The ride-sharing bills were designed to create statewide standards for ride-sharing. They passed overwhelmingly in both the House and the Senate before Governor Pat Quinn vetoed both.
This week legislators plan to vote on whether to override those vetoes.
Drivers for companies such as UberX, Lyft and Sidecar use their own vehicles to pick up customers and make money. It's an industry that is growing quickly, and one that currently isn't regulated by the state.
The state's ride-share legislation calls for background checks and commercial liability insurance. While some ride-share companies already offer forms of these, legislators want the same uniform standard for everyone dipping into the ride-share business.
The legislation also requires drivers who work more than 36 hours in a two-week period to follow similar rules taxi drivers follow, such as having a chauffeur's license, and driving a vehicle that isn't more than four years old.
Ride-share companies such as Uber say the strict regulations would hurt the ride-share industry, while the Illinois Transportation Trade Association says without a statewide ride-share law the public's safety is in question.

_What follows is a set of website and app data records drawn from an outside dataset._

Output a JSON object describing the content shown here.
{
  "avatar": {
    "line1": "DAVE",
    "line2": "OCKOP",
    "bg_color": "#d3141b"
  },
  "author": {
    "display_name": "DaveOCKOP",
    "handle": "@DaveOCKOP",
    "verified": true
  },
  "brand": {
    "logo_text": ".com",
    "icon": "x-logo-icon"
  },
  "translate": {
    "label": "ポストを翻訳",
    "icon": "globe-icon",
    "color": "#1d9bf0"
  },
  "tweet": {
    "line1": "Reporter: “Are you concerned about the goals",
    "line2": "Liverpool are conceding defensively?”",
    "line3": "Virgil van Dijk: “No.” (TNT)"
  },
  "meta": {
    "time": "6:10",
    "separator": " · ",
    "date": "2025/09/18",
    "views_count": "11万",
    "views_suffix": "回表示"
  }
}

If the state bill passes, it would enact stricter rules statewide, and cities would have the ability to increase regulation if they choose.